When I arrived at Dheisheh refugee camp in January 2002 I had spent time with the Ibdaa dance troupe when they were touring the U.S., so I knew the kids and was familiar with the message of their inspired performance. I intuited that there was a great story surrounding these kids, but I did not know how it would be told.

I had an idea about the hardships of day-to-day life - the lack of water, electricity, and other resources, the challenges of my dietary needs as a vegetarian, and the fears of having Israeli military in the area, though I had never lived under those circumstances.

The kids took me around to their families' homes and made me feel very welcome. I spent most days with them at the Ibdaa Cultural Center, the only public gathering place to which the kids can go.

Part of my intention was to simply live life with the community and capture what it means to live in a refugee camp. It was winter and raining and cold. Most people do not have clothing that offers ample protection against the harsh weather.
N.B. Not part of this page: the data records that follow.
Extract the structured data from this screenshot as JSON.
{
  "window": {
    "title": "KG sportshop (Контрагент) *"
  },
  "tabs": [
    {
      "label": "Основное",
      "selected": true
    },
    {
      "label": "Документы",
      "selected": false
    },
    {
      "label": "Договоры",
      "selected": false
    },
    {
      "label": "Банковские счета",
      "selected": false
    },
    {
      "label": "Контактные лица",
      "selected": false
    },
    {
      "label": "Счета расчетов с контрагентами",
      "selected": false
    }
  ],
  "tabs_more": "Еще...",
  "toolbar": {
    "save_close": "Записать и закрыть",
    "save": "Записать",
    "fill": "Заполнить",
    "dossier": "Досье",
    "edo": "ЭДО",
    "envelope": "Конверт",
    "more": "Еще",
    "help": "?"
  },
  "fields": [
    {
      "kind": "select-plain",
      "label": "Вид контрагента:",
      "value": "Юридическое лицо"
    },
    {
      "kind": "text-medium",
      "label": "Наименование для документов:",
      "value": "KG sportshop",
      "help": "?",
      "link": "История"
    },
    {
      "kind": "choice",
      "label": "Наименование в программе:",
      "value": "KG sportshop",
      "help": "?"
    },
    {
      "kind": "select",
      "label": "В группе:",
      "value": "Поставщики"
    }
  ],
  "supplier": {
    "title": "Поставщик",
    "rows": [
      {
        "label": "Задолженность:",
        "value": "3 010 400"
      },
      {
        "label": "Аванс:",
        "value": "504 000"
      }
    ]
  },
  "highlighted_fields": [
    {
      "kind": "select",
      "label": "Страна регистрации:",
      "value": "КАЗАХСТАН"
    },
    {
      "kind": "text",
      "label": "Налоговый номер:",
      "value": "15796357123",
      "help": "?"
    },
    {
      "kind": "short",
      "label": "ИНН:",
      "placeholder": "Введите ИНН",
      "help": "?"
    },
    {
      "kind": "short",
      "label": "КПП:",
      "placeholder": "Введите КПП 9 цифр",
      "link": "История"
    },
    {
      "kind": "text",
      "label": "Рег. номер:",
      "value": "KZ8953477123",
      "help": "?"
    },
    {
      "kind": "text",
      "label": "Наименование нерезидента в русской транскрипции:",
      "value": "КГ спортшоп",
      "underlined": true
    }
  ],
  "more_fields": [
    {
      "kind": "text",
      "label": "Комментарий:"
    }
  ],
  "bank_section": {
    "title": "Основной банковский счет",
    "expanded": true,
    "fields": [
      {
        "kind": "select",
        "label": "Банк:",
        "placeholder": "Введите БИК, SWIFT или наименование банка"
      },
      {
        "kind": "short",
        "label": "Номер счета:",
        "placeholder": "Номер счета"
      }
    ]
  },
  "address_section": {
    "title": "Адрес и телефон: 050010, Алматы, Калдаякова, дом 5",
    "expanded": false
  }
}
I heated hot water on the stove for a warm bath and slept in my clothes and coat. Some people have space heaters, but many do not. Even if they do, electricity was cut off for most of the time I was there. I was always waiting for those moments during which I could recharge my camera's batteries. I remember the kids gathering around candles to do their homework and parents telling stories in the dark.

I met people of all ages and heard their family histories and personal dreams. The Ibdaa kids are third generation Palestinian refugees. It was their grandparents who were young kids in 1948 when Israel was created in historical Palestine. Their parents were born in the refugee camps and so were they. Most of them have never left the area around the refugee camp.

Oral tradition is important to the Palestinians. I heard many of the grandparents tell of their journey from village to refugee camp, and the struggles that ensued. One of these moments in captured in the film when Manar visits her grandfather and he tells her of the Palestinian Diaspora.

Regardless of where a Palestinian is born, he or she identifies with the place of their grandparents' village. Most of the Palestinians who were expelled from their villages in 1948 have not been able to return back to visit them, let alone regain their lives. This is what is meant by the 'Right to Return.' It is the collective dream that the Palestinian refugees will return to their homeland.

The activist Shirabe Yamada of the Middle East Children's Alliance was there and had the great idea to take some of the Ibdaa kids to their villages so that they could see their homeland for the first time.

During this time, movement for Palestinians was restricted, but not as severe as it is today. All vehicles had license plates color-coded so that the soldiers could easily identify the car owner when the car approached a checkpoint. Drivers in cars with Palestinian plates were stopped for questioning.

We rented a tourist van in Jerusalem, which had license plates from Israel. Shirabe and I sat in front and piled the kids in back on the floor and out of sight. We were waved through three checkpoints.

Today this could never happen. When I was in the West Bank during the summer of 2002 shooting the follow-up feature, 'Greetings From Palestine', no one was allowed on the streets. Palestinians were under curfew, meaning they couldn't leave their homes.

Last summer when I showed the kids the film, we marveled at how times had changed. We thought the life there was difficult then, but in comparison to the current strains, it was idyllic.

The Children of Ibdaa: To Create Something Out of Nothing is a 30-minute documentary about the members of the Ibdaa dance troupe, the meaning in their performance and their lives as refugees.

Since its completion in March 2002 it has played at over 30 film festivals and dozens of activist and educational events worldwide.